Ability to Persevere
"Perseverance is the hard work you do after you get tired of doing the hard work you already did," (quote by Newt Gingrich) says it perfectly. To make it as a stepfamily, you have to keep doing the hard work of relationship building—even when you're tired of it.
Stepfamily relationships don't come together without effort. Even then, they might not be the relationships you envision, but if you keep moving in a forward direction, you will bask in the satisfaction that you persevered when it would have been easier to quit.
Skills to Fight Fair
Stepfamilies experience a lot of conflict and my family was no different. Unfortunately, I didn't know how to fight fair. Within our first year of marriage, ongoing disharmony between my husband and me propelled us to the counselor's office, where we learned healthy communication skills and how to find resolve through our disagreements.
Instead of hurling the last word at my husband, I began listening and considering his feelings and opinions. I learned how to express my needs and deal with conflict as it occurred, or step away and wait for a calm moment when necessary. Other relationships benefitted from the healthy conflict-resolution skills I learned in the early years of remarriage.
Thick Skin and Big Girl Pants
In my early days as a stepmom, I learned the value of thick skin. My life went better when I stopped taking everything personally. A snarly look from my stepdaughter probably had nothing to do with me. Loyalty toward her mom prevented kindness toward me. It's not fair, but it's reality.
I also learned the value of grown-up behavior when someone hurt my feelings or treated me as an outsider. Whining and griping didn't change anything. Sometimes I had to put on my “big girl pants” and cope with petty behavior. I've carried these traits into every aspect of my life, enabling myself to experience a contented heart in the midst of unfavorable situations.
Joy in the Moment
Stepfamily relationships can move from hot to cold in a matter of seconds. Unpredictable situations taught me to embrace moments of love and laughter. I look for joy in the moment and savor it.
The Power to Make a Difference
Stepparents make a daunting decision to love someone else's child with few guarantees of what they’ll receive in return. The teenage years, especially, can drive parents to their knees. When you least expect it, however, you'll recognize your influence in their lives.

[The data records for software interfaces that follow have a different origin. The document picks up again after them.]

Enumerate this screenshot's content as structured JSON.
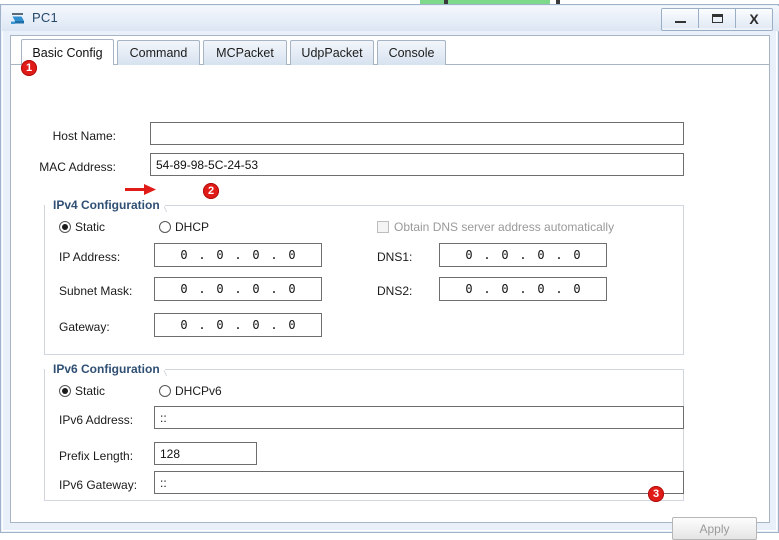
{
  "window": {
    "title": "PC1",
    "icon": "pc-device-icon",
    "buttons": {
      "minimize": "–",
      "maximize": "▭",
      "close": "X"
    }
  },
  "tabs": [
    {
      "label": "Basic Config",
      "active": true
    },
    {
      "label": "Command",
      "active": false
    },
    {
      "label": "MCPacket",
      "active": false
    },
    {
      "label": "UdpPacket",
      "active": false
    },
    {
      "label": "Console",
      "active": false
    }
  ],
  "basic": {
    "host_name_label": "Host Name:",
    "host_name_value": "",
    "mac_label": "MAC Address:",
    "mac_value": "54-89-98-5C-24-53"
  },
  "ipv4": {
    "group_title": "IPv4 Configuration",
    "static_label": "Static",
    "static_checked": true,
    "dhcp_label": "DHCP",
    "dhcp_checked": false,
    "obtain_dns_label": "Obtain DNS server address automatically",
    "obtain_dns_checked": false,
    "obtain_dns_disabled": true,
    "ip_label": "IP Address:",
    "ip_octets": [
      "0",
      "0",
      "0",
      "0"
    ],
    "mask_label": "Subnet Mask:",
    "mask_octets": [
      "0",
      "0",
      "0",
      "0"
    ],
    "gateway_label": "Gateway:",
    "gateway_octets": [
      "0",
      "0",
      "0",
      "0"
    ],
    "dns1_label": "DNS1:",
    "dns1_octets": [
      "0",
      "0",
      "0",
      "0"
    ],
    "dns2_label": "DNS2:",
    "dns2_octets": [
      "0",
      "0",
      "0",
      "0"
    ]
  },
  "ipv6": {
    "group_title": "IPv6 Configuration",
    "static_label": "Static",
    "static_checked": true,
    "dhcpv6_label": "DHCPv6",
    "dhcpv6_checked": false,
    "address_label": "IPv6 Address:",
    "address_value": "::",
    "prefix_label": "Prefix Length:",
    "prefix_value": "128",
    "gateway_label": "IPv6 Gateway:",
    "gateway_value": "::"
  },
  "actions": {
    "apply_label": "Apply",
    "apply_disabled": true
  },
  "annotations": {
    "badge1": "1",
    "badge2": "2",
    "badge3": "3",
    "arrow_color": "#e01b18",
    "badge_color": "#e01b18"
  }
}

Perhaps it's manners at a special occasion, kind-spirited acts toward a sibling or a wise decision made as a young adult. Your stepchild may never acknowledge your efforts, but if you work to be a positive influence, you can delight in knowing you've made a difference.
A Strong Marriage that Lasts
I love to gaze at the oak trees in our yard during storms. While other trees sway and break from strong winds, the oaks hardly move. Their deep roots and strong wood protect them from damage. The same is true of a stepfamily marriage. The storms of stepfamily trials help your relationship grow deep roots and strong branches. As you work through difficulties, you gain confidence to tackle whatever comes next. Eventually, your marriage is strong enough to master any storm.
I hear negative comments every day about the challenges of the stepparenting journey. Many stepparents quit too soon, never experiencing the rewards. Perspective matters. Will you choose to consider the positive benefits of your stepparent role?
Gayla Grace writes, speaks and coaches on family and stepfamily issues and is the co-author of Quiet Moments for the Stepmom Soul. She and her husband, Randy, have five children in their blended family.
Published January 2016